mix, and even air would have been dangerous to breath.
Even if it weren't toxic, at our maximum depth of 80m (260ft), normal air
would have to be sucked from my regulator like syrup and the nitrogen
would be dangerously narcotic. The trimix though comes easily, and
my head is clear.
Despite the darkness and the cold, it's easy to imagine that we are far
shallower, but it's a dangerous illusion. At these pressures huge
amounts of nitrogen and helium are rapidly dissolving into my body. In
an uncontrolled ascent the bubbles formed by these gasses would almost
assuredly cripple, if not kill me. There is a hard ceiling above me, just
as assuredly as if we were in a wreck or cave.
Under these circumstances any problem is potentially catastrophic and
we train to deal with them instinctively. The equipment is reliable
and fully redundant, the diver is almost always the weakest link in the
With time and gas checks, simulated equipment failures, and gawking
the occasional fish our 18 minutes of bottom time pass quickly.
Our first decompression stop is at 45m (146ft). On our way there from
the bottom, we are careful to maintain an ascent rate of 10m
(33ft) per minute. Helium is a fast gas and will quickly form
dangerous bubbles if we ascend too rapidly.
From here to the surface we'll do a decompression stop every 3m
(10ft). Drifting in open water as we are, it's difficult to maintain
such precise control of our buoyancy, so we deploy surface marker
buoys (balloons) to the surface, and hang off them by attached lines.
The first several stops are short, most of them just a minute, but
there is a lot to do. In addition to controlling our ascent rate and
getting the SMBs up we need to prepare for the gas switch at 21m
(69ft). I retrieve the regulator from where it's been stowed and turn
on the gas. The switch point is chosen to be just above the danger
level for the 50% mix. Breathing such a high partial pressure of
oxygen helps to flush the dissolved gasses out of my system and the
cumulative oxygen exposure is part of our dive plan.
The partial pressure of the 50% mix drops as we ascend through longer

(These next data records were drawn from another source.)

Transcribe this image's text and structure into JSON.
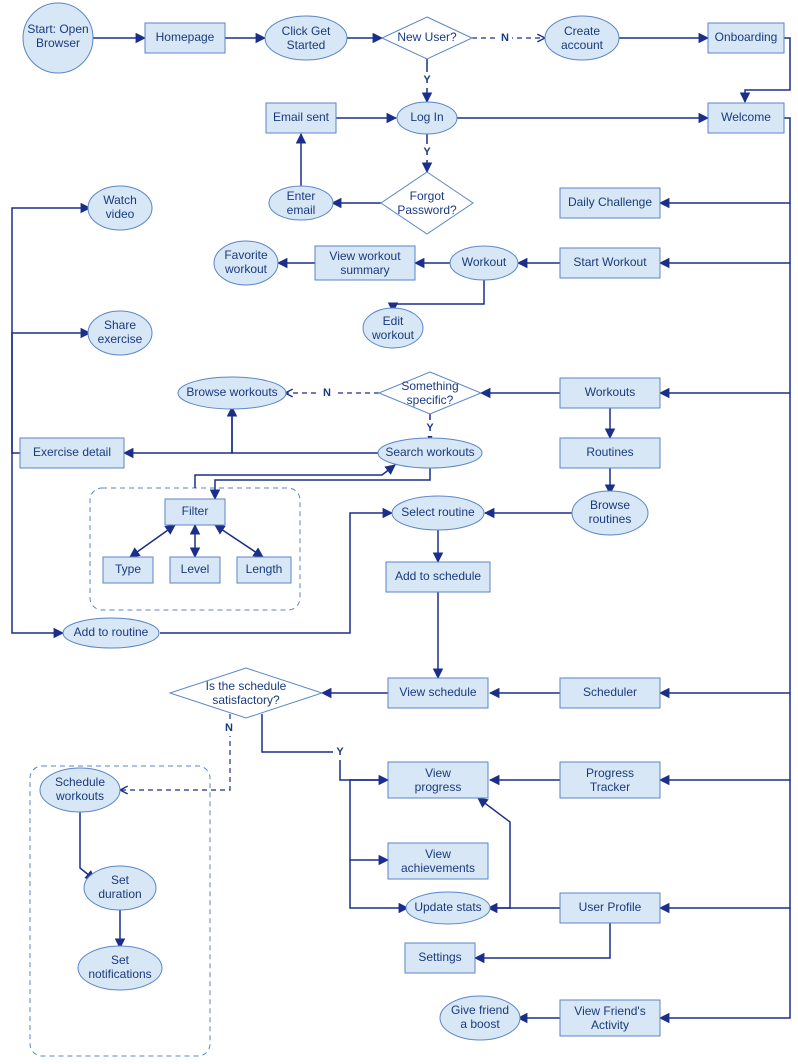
{
  "nodes": {
    "start": "Start: Open Browser",
    "homepage": "Homepage",
    "click_get_started": "Click Get Started",
    "new_user": "New User?",
    "create_account": "Create account",
    "onboarding": "Onboarding",
    "log_in": "Log In",
    "email_sent": "Email sent",
    "forgot_password_l1": "Forgot",
    "forgot_password_l2": "Password?",
    "enter_email": "Enter email",
    "welcome": "Welcome",
    "daily_challenge": "Daily Challenge",
    "start_workout": "Start Workout",
    "workout": "Workout",
    "view_workout_summary_l1": "View workout",
    "view_workout_summary_l2": "summary",
    "favorite_workout_l1": "Favorite",
    "favorite_workout_l2": "workout",
    "edit_workout_l1": "Edit",
    "edit_workout_l2": "workout",
    "watch_video_l1": "Watch",
    "watch_video_l2": "video",
    "share_exercise_l1": "Share",
    "share_exercise_l2": "exercise",
    "workouts": "Workouts",
    "something_specific_l1": "Something",
    "something_specific_l2": "specific?",
    "browse_workouts": "Browse workouts",
    "search_workouts": "Search workouts",
    "routines": "Routines",
    "browse_routines_l1": "Browse",
    "browse_routines_l2": "routines",
    "select_routine": "Select routine",
    "add_to_schedule": "Add to schedule",
    "filter": "Filter",
    "type": "Type",
    "level": "Level",
    "length": "Length",
    "exercise_detail": "Exercise detail",
    "add_to_routine": "Add to routine",
    "scheduler": "Scheduler",
    "view_schedule": "View schedule",
    "schedule_satisfactory_l1": "Is the schedule",
    "schedule_satisfactory_l2": "satisfactory?",
    "schedule_workouts_l1": "Schedule",
    "schedule_workouts_l2": "workouts",
    "set_duration_l1": "Set",
    "set_duration_l2": "duration",
    "set_notifications_l1": "Set",
    "set_notifications_l2": "notifications",
    "progress_tracker_l1": "Progress",
    "progress_tracker_l2": "Tracker",
    "view_progress_l1": "View",
    "view_progress_l2": "progress",
    "view_achievements_l1": "View",
    "view_achievements_l2": "achievements",
    "user_profile": "User Profile",
    "update_stats": "Update stats",
    "settings": "Settings",
    "view_friends_activity_l1": "View Friend's",
    "view_friends_activity_l2": "Activity",
    "give_friend_boost_l1": "Give friend",
    "give_friend_boost_l2": "a boost"
  },
  "labels": {
    "Y": "Y",
    "N": "N"
  }
}
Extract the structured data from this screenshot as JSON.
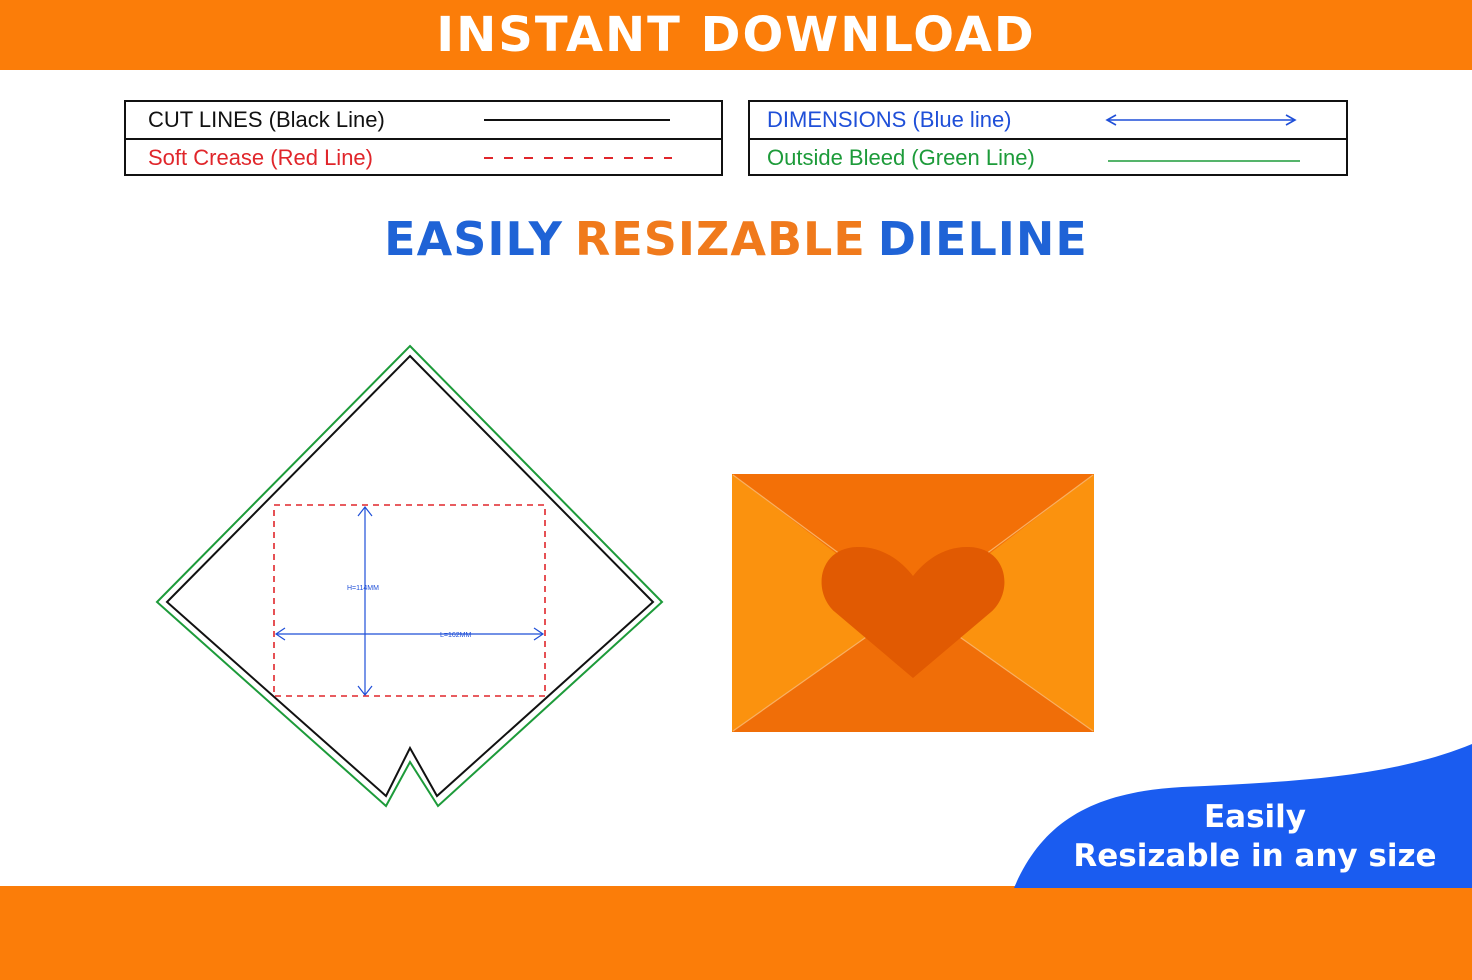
{
  "banner": {
    "title": "INSTANT DOWNLOAD"
  },
  "legend": {
    "left": [
      {
        "label": "CUT LINES (Black Line)",
        "color": "#111111",
        "style": "solid"
      },
      {
        "label": "Soft Crease (Red Line)",
        "color": "#e0262b",
        "style": "dashed"
      }
    ],
    "right": [
      {
        "label": "DIMENSIONS (Blue line)",
        "color": "#1f4fd8",
        "style": "arrow"
      },
      {
        "label": "Outside Bleed (Green Line)",
        "color": "#1d9b3a",
        "style": "solid"
      }
    ]
  },
  "headline": {
    "word1": "EASILY",
    "word2": "RESIZABLE",
    "word3": "DIELINE",
    "color_blue": "#1f63d6",
    "color_orange": "#f07a1c"
  },
  "dieline": {
    "height_label": "H=114MM",
    "length_label": "L=162MM"
  },
  "badge": {
    "line1": "Easily",
    "line2": "Resizable in any size",
    "color": "#1a5cf0"
  },
  "colors": {
    "orange": "#fb7d09",
    "envelope_body": "#f06e08",
    "envelope_side": "#fb920e",
    "heart": "#e15a02"
  }
}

and longer stops until at 6m (20ft), for our longest (27 minute) stop,
we switch to 100% oxygen at the maximum partial pressure of 1.6.
Hanging from my buoy, drifting through the seas with only plankton
for entertainment, I've got plenty of time to ponder the sense of
this kind of diving.
It's difficult, uncomfortable, hazardous, and intensive in gear and
training. All my favorite things, and they make for an inexorable pull
into depths ever less traveled.